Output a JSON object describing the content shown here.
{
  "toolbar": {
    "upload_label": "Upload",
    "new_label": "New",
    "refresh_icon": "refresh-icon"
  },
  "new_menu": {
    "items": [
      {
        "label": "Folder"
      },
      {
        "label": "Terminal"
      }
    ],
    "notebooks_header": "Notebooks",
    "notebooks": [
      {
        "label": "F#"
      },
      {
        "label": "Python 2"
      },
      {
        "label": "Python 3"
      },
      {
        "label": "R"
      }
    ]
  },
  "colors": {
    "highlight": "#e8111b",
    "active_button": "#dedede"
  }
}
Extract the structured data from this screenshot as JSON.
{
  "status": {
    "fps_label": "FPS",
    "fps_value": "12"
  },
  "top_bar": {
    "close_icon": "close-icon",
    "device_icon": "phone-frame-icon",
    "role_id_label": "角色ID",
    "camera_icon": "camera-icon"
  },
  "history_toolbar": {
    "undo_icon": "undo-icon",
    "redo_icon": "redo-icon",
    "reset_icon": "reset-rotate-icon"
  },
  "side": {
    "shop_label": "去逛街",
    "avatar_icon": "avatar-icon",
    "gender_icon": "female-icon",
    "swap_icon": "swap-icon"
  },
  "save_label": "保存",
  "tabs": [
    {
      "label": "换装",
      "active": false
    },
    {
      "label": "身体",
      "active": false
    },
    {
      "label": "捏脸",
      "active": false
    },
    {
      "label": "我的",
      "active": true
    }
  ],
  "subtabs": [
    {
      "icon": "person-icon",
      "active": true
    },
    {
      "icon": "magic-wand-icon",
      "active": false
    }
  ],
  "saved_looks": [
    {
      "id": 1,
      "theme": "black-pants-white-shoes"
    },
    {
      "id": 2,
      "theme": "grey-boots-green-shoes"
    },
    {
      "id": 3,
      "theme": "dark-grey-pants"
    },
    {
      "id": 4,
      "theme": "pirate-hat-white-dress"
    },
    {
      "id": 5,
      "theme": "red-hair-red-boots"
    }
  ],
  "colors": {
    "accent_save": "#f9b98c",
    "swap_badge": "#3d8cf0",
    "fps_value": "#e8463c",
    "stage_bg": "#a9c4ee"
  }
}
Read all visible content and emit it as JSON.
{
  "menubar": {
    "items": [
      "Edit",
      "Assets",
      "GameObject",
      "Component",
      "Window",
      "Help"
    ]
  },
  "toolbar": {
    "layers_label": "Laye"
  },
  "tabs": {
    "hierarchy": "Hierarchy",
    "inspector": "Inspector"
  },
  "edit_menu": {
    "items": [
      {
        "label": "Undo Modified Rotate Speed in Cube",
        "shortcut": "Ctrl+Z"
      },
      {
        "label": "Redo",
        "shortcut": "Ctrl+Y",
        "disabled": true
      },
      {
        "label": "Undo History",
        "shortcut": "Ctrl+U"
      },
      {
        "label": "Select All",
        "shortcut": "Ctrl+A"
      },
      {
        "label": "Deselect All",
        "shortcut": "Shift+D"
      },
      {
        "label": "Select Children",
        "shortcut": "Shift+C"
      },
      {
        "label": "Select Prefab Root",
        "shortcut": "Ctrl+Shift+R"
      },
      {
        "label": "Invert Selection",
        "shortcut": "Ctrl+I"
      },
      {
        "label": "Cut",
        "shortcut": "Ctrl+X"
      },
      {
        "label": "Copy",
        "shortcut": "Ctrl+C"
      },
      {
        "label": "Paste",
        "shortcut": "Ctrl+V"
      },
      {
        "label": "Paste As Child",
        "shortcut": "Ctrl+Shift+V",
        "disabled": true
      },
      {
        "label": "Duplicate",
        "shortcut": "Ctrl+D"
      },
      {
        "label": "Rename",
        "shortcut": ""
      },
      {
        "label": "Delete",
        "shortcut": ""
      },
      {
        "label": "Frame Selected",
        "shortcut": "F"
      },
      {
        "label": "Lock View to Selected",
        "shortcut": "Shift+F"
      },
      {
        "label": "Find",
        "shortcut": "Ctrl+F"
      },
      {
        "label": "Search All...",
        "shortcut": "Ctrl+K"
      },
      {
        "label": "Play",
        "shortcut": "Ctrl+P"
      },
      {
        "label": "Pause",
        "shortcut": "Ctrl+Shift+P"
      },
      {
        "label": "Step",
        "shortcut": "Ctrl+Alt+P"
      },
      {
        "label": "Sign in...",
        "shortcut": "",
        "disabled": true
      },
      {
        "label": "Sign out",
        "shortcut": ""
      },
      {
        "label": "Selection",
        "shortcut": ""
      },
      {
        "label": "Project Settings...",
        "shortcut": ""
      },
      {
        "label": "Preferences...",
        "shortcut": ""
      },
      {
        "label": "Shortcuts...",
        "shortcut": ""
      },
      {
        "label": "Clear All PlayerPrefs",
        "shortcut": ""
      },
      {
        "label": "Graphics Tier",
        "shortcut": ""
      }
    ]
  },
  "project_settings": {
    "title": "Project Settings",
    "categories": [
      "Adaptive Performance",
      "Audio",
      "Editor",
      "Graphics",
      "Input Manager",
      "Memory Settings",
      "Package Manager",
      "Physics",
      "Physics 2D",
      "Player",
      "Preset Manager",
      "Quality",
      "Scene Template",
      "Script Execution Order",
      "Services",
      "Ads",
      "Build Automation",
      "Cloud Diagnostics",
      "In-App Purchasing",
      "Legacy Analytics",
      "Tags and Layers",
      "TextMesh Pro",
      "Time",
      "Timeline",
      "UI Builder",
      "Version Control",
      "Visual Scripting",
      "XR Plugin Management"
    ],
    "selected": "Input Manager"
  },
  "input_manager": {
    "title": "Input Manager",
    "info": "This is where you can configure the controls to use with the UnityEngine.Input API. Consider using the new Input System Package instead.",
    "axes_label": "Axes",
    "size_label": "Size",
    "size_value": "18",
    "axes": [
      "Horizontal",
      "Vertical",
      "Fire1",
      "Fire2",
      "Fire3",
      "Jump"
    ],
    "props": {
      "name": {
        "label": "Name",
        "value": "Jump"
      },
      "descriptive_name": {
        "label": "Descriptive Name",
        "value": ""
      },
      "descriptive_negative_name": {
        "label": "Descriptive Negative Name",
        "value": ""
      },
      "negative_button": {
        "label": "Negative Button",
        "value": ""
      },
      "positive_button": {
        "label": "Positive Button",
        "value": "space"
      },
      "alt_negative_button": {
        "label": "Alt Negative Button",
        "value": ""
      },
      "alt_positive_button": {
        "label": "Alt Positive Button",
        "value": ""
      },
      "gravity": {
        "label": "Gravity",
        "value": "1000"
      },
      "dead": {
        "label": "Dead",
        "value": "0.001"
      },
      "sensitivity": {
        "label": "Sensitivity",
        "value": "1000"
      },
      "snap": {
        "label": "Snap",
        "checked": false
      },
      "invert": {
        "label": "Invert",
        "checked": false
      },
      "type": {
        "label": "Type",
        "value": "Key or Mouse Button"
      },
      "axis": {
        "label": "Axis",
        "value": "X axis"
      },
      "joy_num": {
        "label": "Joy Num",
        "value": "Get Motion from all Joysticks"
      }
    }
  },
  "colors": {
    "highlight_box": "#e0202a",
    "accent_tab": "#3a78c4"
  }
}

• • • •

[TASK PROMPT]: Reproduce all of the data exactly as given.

[EXERCISE RESULT]:
Output a JSON object describing the content shown here.
{
  "toolbar": {
    "upload_label": "Upload",
    "new_label": "New",
    "refresh_icon": "refresh-icon"
  },
  "new_menu": {
    "items": [
      {
        "label": "Folder"
      },
      {
        "label": "Terminal"
      }
    ],
    "notebooks_header": "Notebooks",
    "notebooks": [
      {
        "label": "F#"
      },
      {
        "label": "Python 2"
      },
      {
        "label": "Python 3"
      },
      {
        "label": "R"
      }
    ]
  },
  "colors": {
    "highlight": "#e8111b",
    "active_button": "#dedede"
  }
}
Extract the structured data from this screenshot as JSON.
{
  "status": {
    "fps_label": "FPS",
    "fps_value": "12"
  },
  "top_bar": {
    "close_icon": "close-icon",
    "device_icon": "phone-frame-icon",
    "role_id_label": "角色ID",
    "camera_icon": "camera-icon"
  },
  "history_toolbar": {
    "undo_icon": "undo-icon",
    "redo_icon": "redo-icon",
    "reset_icon": "reset-rotate-icon"
  },
  "side": {
    "shop_label": "去逛街",
    "avatar_icon": "avatar-icon",
    "gender_icon": "female-icon",
    "swap_icon": "swap-icon"
  },
  "save_label": "保存",
  "tabs": [
    {
      "label": "换装",
      "active": false
    },
    {
      "label": "身体",
      "active": false
    },
    {
      "label": "捏脸",
      "active": false
    },
    {
      "label": "我的",
      "active": true
    }
  ],
  "subtabs": [
    {
      "icon": "person-icon",
      "active": true
    },
    {
      "icon": "magic-wand-icon",
      "active": false
    }
  ],
  "saved_looks": [
    {
      "id": 1,
      "theme": "black-pants-white-shoes"
    },
    {
      "id": 2,
      "theme": "grey-boots-green-shoes"
    },
    {
      "id": 3,
      "theme": "dark-grey-pants"
    },
    {
      "id": 4,
      "theme": "pirate-hat-white-dress"
    },
    {
      "id": 5,
      "theme": "red-hair-red-boots"
    }
  ],
  "colors": {
    "accent_save": "#f9b98c",
    "swap_badge": "#3d8cf0",
    "fps_value": "#e8463c",
    "stage_bg": "#a9c4ee"
  }
}
Read all visible content and emit it as JSON.
{
  "menubar": {
    "items": [
      "Edit",
      "Assets",
      "GameObject",
      "Component",
      "Window",
      "Help"
    ]
  },
  "toolbar": {
    "layers_label": "Laye"
  },
  "tabs": {
    "hierarchy": "Hierarchy",
    "inspector": "Inspector"
  },
  "edit_menu": {
    "items": [
      {
        "label": "Undo Modified Rotate Speed in Cube",
        "shortcut": "Ctrl+Z"
      },
      {
        "label": "Redo",
        "shortcut": "Ctrl+Y",
        "disabled": true
      },
      {
        "label": "Undo History",
        "shortcut": "Ctrl+U"
      },
      {
        "label": "Select All",
        "shortcut": "Ctrl+A"
      },
      {
        "label": "Deselect All",
        "shortcut": "Shift+D"
      },
      {
        "label": "Select Children",
        "shortcut": "Shift+C"
      },
      {
        "label": "Select Prefab Root",
        "shortcut": "Ctrl+Shift+R"
      },
      {
        "label": "Invert Selection",
        "shortcut": "Ctrl+I"
      },
      {
        "label": "Cut",
        "shortcut": "Ctrl+X"
      },
      {
        "label": "Copy",
        "shortcut": "Ctrl+C"
      },
      {
        "label": "Paste",
        "shortcut": "Ctrl+V"
      },
      {
        "label": "Paste As Child",
        "shortcut": "Ctrl+Shift+V",
        "disabled": true
      },
      {
        "label": "Duplicate",
        "shortcut": "Ctrl+D"
      },
      {
        "label": "Rename",
        "shortcut": ""
      },
      {
        "label": "Delete",
        "shortcut": ""
      },
      {
        "label": "Frame Selected",
        "shortcut": "F"
      },
      {
        "label": "Lock View to Selected",
        "shortcut": "Shift+F"
      },
      {
        "label": "Find",
        "shortcut": "Ctrl+F"
      },
      {
        "label": "Search All...",
        "shortcut": "Ctrl+K"
      },
      {
        "label": "Play",
        "shortcut": "Ctrl+P"
      },
      {
        "label": "Pause",
        "shortcut": "Ctrl+Shift+P"
      },
      {
        "label": "Step",
        "shortcut": "Ctrl+Alt+P"
      },
      {
        "label": "Sign in...",
        "shortcut": "",
        "disabled": true
      },
      {
        "label": "Sign out",
        "shortcut": ""
      },
      {
        "label": "Selection",
        "shortcut": ""
      },
      {
        "label": "Project Settings...",
        "shortcut": ""
      },
      {
        "label": "Preferences...",
        "shortcut": ""
      },
      {
        "label": "Shortcuts...",
        "shortcut": ""
      },
      {
        "label": "Clear All PlayerPrefs",
        "shortcut": ""
      },
      {
        "label": "Graphics Tier",
        "shortcut": ""
      }
    ]
  },
  "project_settings": {
    "title": "Project Settings",
    "categories": [
      "Adaptive Performance",
      "Audio",
      "Editor",
      "Graphics",
      "Input Manager",
      "Memory Settings",
      "Package Manager",
      "Physics",
      "Physics 2D",
      "Player",
      "Preset Manager",
      "Quality",
      "Scene Template",
      "Script Execution Order",
      "Services",
      "Ads",
      "Build Automation",
      "Cloud Diagnostics",
      "In-App Purchasing",
      "Legacy Analytics",
      "Tags and Layers",
      "TextMesh Pro",
      "Time",
      "Timeline",
      "UI Builder",
      "Version Control",
      "Visual Scripting",
      "XR Plugin Management"
    ],
    "selected": "Input Manager"
  },
  "input_manager": {
    "title": "Input Manager",
    "info": "This is where you can configure the controls to use with the UnityEngine.Input API. Consider using the new Input System Package instead.",
    "axes_label": "Axes",
    "size_label": "Size",
    "size_value": "18",
    "axes": [
      "Horizontal",
      "Vertical",
      "Fire1",
      "Fire2",
      "Fire3",
      "Jump"
    ],
    "props": {
      "name": {
        "label": "Name",
        "value": "Jump"
      },
      "descriptive_name": {
        "label": "Descriptive Name",
        "value": ""
      },
      "descriptive_negative_name": {
        "label": "Descriptive Negative Name",
        "value": ""
      },
      "negative_button": {
        "label": "Negative Button",
        "value": ""
      },
      "positive_button": {
        "label": "Positive Button",
        "value": "space"
      },
      "alt_negative_button": {
        "label": "Alt Negative Button",
        "value": ""
      },
      "alt_positive_button": {
        "label": "Alt Positive Button",
        "value": ""
      },
      "gravity": {
        "label": "Gravity",
        "value": "1000"
      },
      "dead": {
        "label": "Dead",
        "value": "0.001"
      },
      "sensitivity": {
        "label": "Sensitivity",
        "value": "1000"
      },
      "snap": {
        "label": "Snap",
        "checked": false
      },
      "invert": {
        "label": "Invert",
        "checked": false
      },
      "type": {
        "label": "Type",
        "value": "Key or Mouse Button"
      },
      "axis": {
        "label": "Axis",
        "value": "X axis"
      },
      "joy_num": {
        "label": "Joy Num",
        "value": "Get Motion from all Joysticks"
      }
    }
  },
  "colors": {
    "highlight_box": "#e0202a",
    "accent_tab": "#3a78c4"
  }
}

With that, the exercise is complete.